(Dataset entries)
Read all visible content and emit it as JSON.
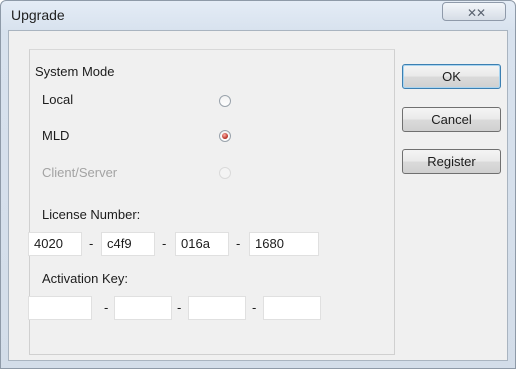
{
  "window": {
    "title": "Upgrade",
    "close_icon": "close-icon"
  },
  "system_mode": {
    "label": "System Mode",
    "options": [
      {
        "label": "Local",
        "selected": false,
        "enabled": true
      },
      {
        "label": "MLD",
        "selected": true,
        "enabled": true
      },
      {
        "label": "Client/Server",
        "selected": false,
        "enabled": false
      }
    ]
  },
  "license": {
    "label": "License Number:",
    "parts": [
      "4020",
      "c4f9",
      "016a",
      "1680"
    ],
    "separator": "-"
  },
  "activation": {
    "label": "Activation Key:",
    "parts": [
      "",
      "",
      "",
      ""
    ],
    "separator": "-"
  },
  "buttons": {
    "ok": "OK",
    "cancel": "Cancel",
    "register": "Register"
  },
  "colors": {
    "radio_selected": "#b1261b",
    "default_button_border": "#3c7fb1"
  }
}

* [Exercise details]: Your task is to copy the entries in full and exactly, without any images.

* [Answer area]:
Read all visible content and emit it as JSON.
{
  "window": {
    "title": "Upgrade",
    "close_icon": "close-icon"
  },
  "system_mode": {
    "label": "System Mode",
    "options": [
      {
        "label": "Local",
        "selected": false,
        "enabled": true
      },
      {
        "label": "MLD",
        "selected": true,
        "enabled": true
      },
      {
        "label": "Client/Server",
        "selected": false,
        "enabled": false
      }
    ]
  },
  "license": {
    "label": "License Number:",
    "parts": [
      "4020",
      "c4f9",
      "016a",
      "1680"
    ],
    "separator": "-"
  },
  "activation": {
    "label": "Activation Key:",
    "parts": [
      "",
      "",
      "",
      ""
    ],
    "separator": "-"
  },
  "buttons": {
    "ok": "OK",
    "cancel": "Cancel",
    "register": "Register"
  },
  "colors": {
    "radio_selected": "#b1261b",
    "default_button_border": "#3c7fb1"
  }
}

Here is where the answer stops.